(To do):
Write out the listing in full, matching it word for word.

(Given information):

*** Block opens ***

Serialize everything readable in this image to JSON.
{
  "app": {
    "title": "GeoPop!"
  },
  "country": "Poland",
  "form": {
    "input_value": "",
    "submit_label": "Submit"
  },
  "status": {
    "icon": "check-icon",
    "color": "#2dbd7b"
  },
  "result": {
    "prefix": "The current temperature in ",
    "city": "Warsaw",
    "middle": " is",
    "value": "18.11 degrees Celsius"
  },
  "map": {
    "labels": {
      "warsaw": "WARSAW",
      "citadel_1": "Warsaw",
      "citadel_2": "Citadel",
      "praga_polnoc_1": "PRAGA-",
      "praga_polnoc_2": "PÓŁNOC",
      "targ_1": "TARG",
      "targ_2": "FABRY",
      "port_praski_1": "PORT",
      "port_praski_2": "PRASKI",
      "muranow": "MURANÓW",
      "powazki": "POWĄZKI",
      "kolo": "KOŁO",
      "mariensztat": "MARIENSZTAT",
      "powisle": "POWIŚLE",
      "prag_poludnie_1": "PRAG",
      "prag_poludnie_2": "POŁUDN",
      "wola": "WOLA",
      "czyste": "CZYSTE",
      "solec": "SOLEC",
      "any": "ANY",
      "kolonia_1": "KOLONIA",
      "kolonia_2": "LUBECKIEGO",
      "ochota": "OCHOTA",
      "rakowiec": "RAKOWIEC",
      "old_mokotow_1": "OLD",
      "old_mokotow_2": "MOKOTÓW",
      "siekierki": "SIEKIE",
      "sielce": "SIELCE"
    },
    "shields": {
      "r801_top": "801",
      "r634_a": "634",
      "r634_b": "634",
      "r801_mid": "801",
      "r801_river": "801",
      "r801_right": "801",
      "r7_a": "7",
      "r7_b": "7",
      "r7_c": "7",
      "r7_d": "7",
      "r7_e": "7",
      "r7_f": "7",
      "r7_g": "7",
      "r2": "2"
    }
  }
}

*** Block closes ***

(Solution for this exercise):
Serialize everything readable in this image to JSON.
{
  "app": {
    "title": "GeoPop!"
  },
  "country": "Poland",
  "form": {
    "input_value": "",
    "submit_label": "Submit"
  },
  "status": {
    "icon": "check-icon",
    "color": "#2dbd7b"
  },
  "result": {
    "prefix": "The current temperature in ",
    "city": "Warsaw",
    "middle": " is",
    "value": "18.11 degrees Celsius"
  },
  "map": {
    "labels": {
      "warsaw": "WARSAW",
      "citadel_1": "Warsaw",
      "citadel_2": "Citadel",
      "praga_polnoc_1": "PRAGA-",
      "praga_polnoc_2": "PÓŁNOC",
      "targ_1": "TARG",
      "targ_2": "FABRY",
      "port_praski_1": "PORT",
      "port_praski_2": "PRASKI",
      "muranow": "MURANÓW",
      "powazki": "POWĄZKI",
      "kolo": "KOŁO",
      "mariensztat": "MARIENSZTAT",
      "powisle": "POWIŚLE",
      "prag_poludnie_1": "PRAG",
      "prag_poludnie_2": "POŁUDN",
      "wola": "WOLA",
      "czyste": "CZYSTE",
      "solec": "SOLEC",
      "any": "ANY",
      "kolonia_1": "KOLONIA",
      "kolonia_2": "LUBECKIEGO",
      "ochota": "OCHOTA",
      "rakowiec": "RAKOWIEC",
      "old_mokotow_1": "OLD",
      "old_mokotow_2": "MOKOTÓW",
      "siekierki": "SIEKIE",
      "sielce": "SIELCE"
    },
    "shields": {
      "r801_top": "801",
      "r634_a": "634",
      "r634_b": "634",
      "r801_mid": "801",
      "r801_river": "801",
      "r801_right": "801",
      "r7_a": "7",
      "r7_b": "7",
      "r7_c": "7",
      "r7_d": "7",
      "r7_e": "7",
      "r7_f": "7",
      "r7_g": "7",
      "r2": "2"
    }
  }
}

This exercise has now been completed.